QUESTION: I use a rooftop air conditioner for my 2,000-square-foot home built in 1982. Two bedrooms that are right under the 10-year-old AC are often icy cold in summer while the kitchen stays warm. One additional problem is that we have old, tin, rectangular-shaped ductwork. An air conditioning company thinks we should replace the AC, but I think we should replace the ductwork. Our summer AC bills are about $275 a month. What do you think?

ANSWER: You should probably try to get a couple of estimates on what it will cost to repair the ducts and replace the air conditioner. Ten years old is not that old for an air conditioner actually. Some last much longer with proper maintenance. Another consideration is that you may not need to replace all the ducts, though you might want to re-route them to new locations in your house. You could probably get a lot more info and advice on your situation by having a home energy audit done before you do anything else.

Q: Is pressure-treated lumber safe to use for building walls in a vegetable garden?

A: We don’t recommend using pressure-treated lumber for any type of gardening. The problem is that pressure-treated wood has been infused with chemical preservatives to protect it from rot and insects.

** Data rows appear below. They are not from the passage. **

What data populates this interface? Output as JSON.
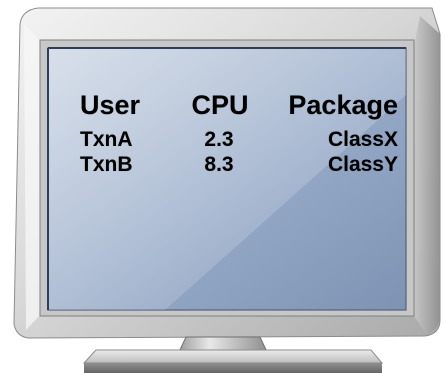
{
  "display": {
    "headers": {
      "user": "User",
      "cpu": "CPU",
      "package": "Package"
    },
    "rows": [
      {
        "user": "TxnA",
        "cpu": "2.3",
        "package": "ClassX"
      },
      {
        "user": "TxnB",
        "cpu": "8.3",
        "package": "ClassY"
      }
    ]
  },
  "colors": {
    "bezel": "#d9d9d9",
    "screen": "#9fb4d1",
    "text": "#000000"
  }
}
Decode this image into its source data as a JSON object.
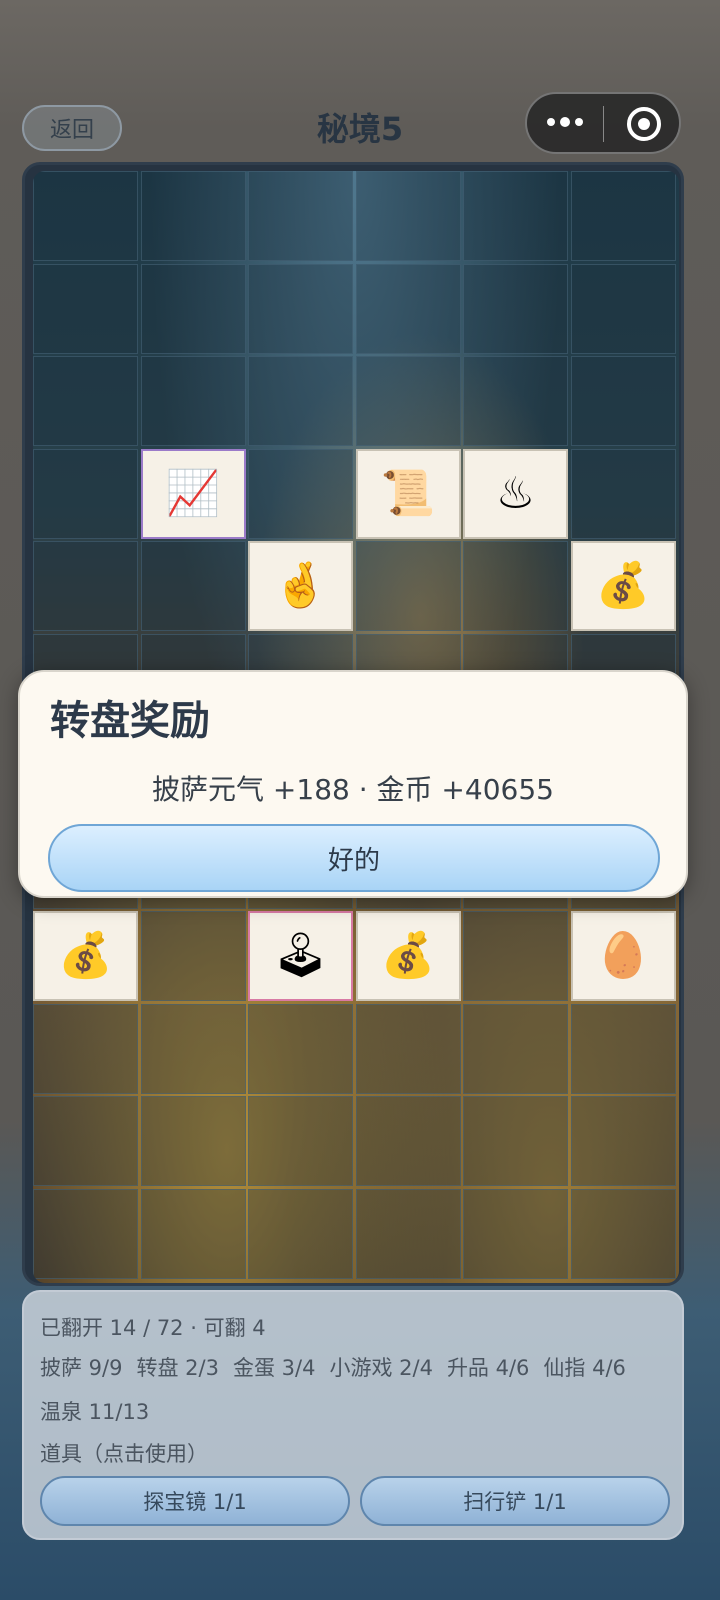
{
  "header": {
    "back_label": "返回",
    "title": "秘境5"
  },
  "board": {
    "revealed_tiles": [
      {
        "name": "upgrade-tile",
        "icon": "upgrade-steps-icon",
        "row": 3,
        "col": 1,
        "glyph": "📈",
        "border": "purple"
      },
      {
        "name": "scroll-tile",
        "icon": "scroll-list-icon",
        "row": 3,
        "col": 3,
        "glyph": "📜",
        "border": "plain"
      },
      {
        "name": "hot-spring-tile",
        "icon": "hot-spring-pool-icon",
        "row": 3,
        "col": 4,
        "glyph": "♨",
        "border": "plain"
      },
      {
        "name": "immortal-finger-tile",
        "icon": "crossed-fingers-icon",
        "row": 4,
        "col": 2,
        "glyph": "🤞",
        "border": "plain"
      },
      {
        "name": "pizza-bag-tile",
        "icon": "money-bag-icon",
        "row": 4,
        "col": 5,
        "glyph": "💰",
        "border": "plain"
      },
      {
        "name": "pizza-bag-tile",
        "icon": "money-bag-icon",
        "row": 8,
        "col": 0,
        "glyph": "💰",
        "border": "plain"
      },
      {
        "name": "arcade-tile",
        "icon": "arcade-machine-icon",
        "row": 8,
        "col": 2,
        "glyph": "🕹",
        "border": "pink"
      },
      {
        "name": "pizza-bag-tile",
        "icon": "money-bag-icon",
        "row": 8,
        "col": 3,
        "glyph": "💰",
        "border": "plain"
      },
      {
        "name": "golden-egg-tile",
        "icon": "golden-egg-icon",
        "row": 8,
        "col": 5,
        "glyph": "🥚",
        "border": "plain"
      }
    ]
  },
  "dialog": {
    "title": "转盘奖励",
    "reward_text": "披萨元气 +188 · 金币 +40655",
    "ok_label": "好的"
  },
  "panel": {
    "progress": "已翻开 14 / 72 · 可翻 4",
    "stats": [
      "披萨 9/9",
      "转盘 2/3",
      "金蛋 3/4",
      "小游戏 2/4",
      "升品 4/6",
      "仙指 4/6"
    ],
    "stats2": "温泉 11/13",
    "items_label": "道具（点击使用）",
    "tool1": "探宝镜 1/1",
    "tool2": "扫行铲 1/1"
  }
}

There is a risk that remnants of the treatment process will leach into the soil and can then be absorbed by your plants. But if you use natural wood instead, you can treat those boards with Garden-Seal, a safe, non-toxic sealant to increase their longevity and help prevent rot.

Q: I’m considering changing from my house with a gas furnace to using a heat pump? What do you think; will it work?

A: Unfortunately, that’s probably not a good option. If you have heated your home with that gas furnace in the past, the warm air coming out of a heat pump in winter will feel much cooler than what you can get from a gas furnace system. You’re probably not going to like the change.

Q: I want to plant a shade tree near my concrete driveway. I’m going to cut back on the concrete to create space for the tree, but I still wonder if the roots from the tree will damage the concrete as they grow?

A: Yes, that tree can damage the driveway eventually. Perhaps you can use permeable pavers on all or part of the driveway so that the water can drain through them into the planting area. If the roots damage the pavers, it’s easy to lift them out and replace them.

Q: I’m in the process of ripping up my carpet so that I can use the basic concrete slab for my flooring. But in doing that, I found a plastic tube coming up through the concrete near the edge of the floor and next to one of the exterior walls. I want to get rid of it, but is that possible?

A: After looking at a photo that you sent us, it appears to be an extra conduit for electricity that was never used and was later abandoned. You can use a cold chisel to cut it down and then repair the area with a concrete patch material.

For more do-it-yourself tips, go to rosieonthehouse.com. Rosie Romero, an Arizona homebuilding and remodeling industry expert for 29 years, is the host of the Saturday morning “Rosie on the House” radio program, heard locally from 8-11 a.m. on KNST (790-AM) in Tucson and from 9-11 a.m. on KGVY (1080-AM) and (100.7-FM) in Green Valley.